PROBLEM DESCRIPTION
From the records below, work out how many lines carry the string "this". Leave out everything but the number.

MATERIAL TO PROCESS
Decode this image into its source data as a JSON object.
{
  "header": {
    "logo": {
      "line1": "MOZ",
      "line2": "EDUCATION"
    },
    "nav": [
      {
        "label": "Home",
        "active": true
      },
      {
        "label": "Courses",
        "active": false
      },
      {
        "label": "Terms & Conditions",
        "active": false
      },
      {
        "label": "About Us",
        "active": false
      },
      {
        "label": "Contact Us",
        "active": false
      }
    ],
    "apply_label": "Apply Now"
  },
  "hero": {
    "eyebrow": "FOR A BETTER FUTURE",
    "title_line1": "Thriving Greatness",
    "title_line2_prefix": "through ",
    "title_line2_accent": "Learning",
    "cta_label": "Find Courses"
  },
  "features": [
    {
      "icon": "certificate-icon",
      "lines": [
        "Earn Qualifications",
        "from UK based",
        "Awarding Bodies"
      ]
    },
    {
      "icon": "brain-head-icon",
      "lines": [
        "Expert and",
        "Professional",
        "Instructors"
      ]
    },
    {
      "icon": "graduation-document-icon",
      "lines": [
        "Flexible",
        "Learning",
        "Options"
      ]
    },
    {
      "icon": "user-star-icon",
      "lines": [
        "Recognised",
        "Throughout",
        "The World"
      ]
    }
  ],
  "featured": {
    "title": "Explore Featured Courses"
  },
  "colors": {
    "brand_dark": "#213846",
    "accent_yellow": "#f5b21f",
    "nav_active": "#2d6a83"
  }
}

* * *

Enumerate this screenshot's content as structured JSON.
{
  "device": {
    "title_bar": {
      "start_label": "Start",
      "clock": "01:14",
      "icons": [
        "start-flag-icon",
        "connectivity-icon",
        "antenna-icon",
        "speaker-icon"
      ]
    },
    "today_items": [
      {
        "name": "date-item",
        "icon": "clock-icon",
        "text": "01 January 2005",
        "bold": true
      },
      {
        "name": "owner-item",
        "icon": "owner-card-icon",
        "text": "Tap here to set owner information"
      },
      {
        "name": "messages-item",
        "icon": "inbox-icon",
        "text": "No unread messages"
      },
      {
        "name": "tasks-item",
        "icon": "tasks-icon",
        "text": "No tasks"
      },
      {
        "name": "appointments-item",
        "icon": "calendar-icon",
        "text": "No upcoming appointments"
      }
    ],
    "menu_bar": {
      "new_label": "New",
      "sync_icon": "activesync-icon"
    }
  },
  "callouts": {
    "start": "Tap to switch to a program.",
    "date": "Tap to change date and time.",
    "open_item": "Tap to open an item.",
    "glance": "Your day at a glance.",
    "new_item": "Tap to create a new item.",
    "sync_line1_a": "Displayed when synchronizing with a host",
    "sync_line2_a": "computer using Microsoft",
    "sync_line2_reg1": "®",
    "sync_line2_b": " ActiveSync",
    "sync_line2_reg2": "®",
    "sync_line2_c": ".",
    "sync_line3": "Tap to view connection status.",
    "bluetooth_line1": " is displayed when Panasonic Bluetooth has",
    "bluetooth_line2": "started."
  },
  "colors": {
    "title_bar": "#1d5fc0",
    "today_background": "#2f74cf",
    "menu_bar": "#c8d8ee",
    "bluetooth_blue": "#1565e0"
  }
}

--

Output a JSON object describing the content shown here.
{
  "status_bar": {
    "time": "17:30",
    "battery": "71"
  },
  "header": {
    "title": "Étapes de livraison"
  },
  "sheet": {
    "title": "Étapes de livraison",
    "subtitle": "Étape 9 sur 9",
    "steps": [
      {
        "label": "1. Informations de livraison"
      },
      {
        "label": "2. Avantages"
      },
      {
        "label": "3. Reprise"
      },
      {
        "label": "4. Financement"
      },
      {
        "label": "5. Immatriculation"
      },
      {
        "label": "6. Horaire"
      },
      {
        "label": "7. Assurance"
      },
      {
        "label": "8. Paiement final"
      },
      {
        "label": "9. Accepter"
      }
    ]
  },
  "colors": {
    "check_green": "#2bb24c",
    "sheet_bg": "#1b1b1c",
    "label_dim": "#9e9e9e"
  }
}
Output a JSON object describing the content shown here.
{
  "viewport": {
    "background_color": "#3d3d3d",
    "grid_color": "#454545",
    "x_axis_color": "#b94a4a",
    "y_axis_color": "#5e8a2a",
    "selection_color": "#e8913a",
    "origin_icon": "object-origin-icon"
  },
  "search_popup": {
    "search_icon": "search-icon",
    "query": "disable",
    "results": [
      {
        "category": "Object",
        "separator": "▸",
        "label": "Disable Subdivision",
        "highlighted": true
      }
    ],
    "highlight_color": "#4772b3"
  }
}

YOUR RESPONSE
2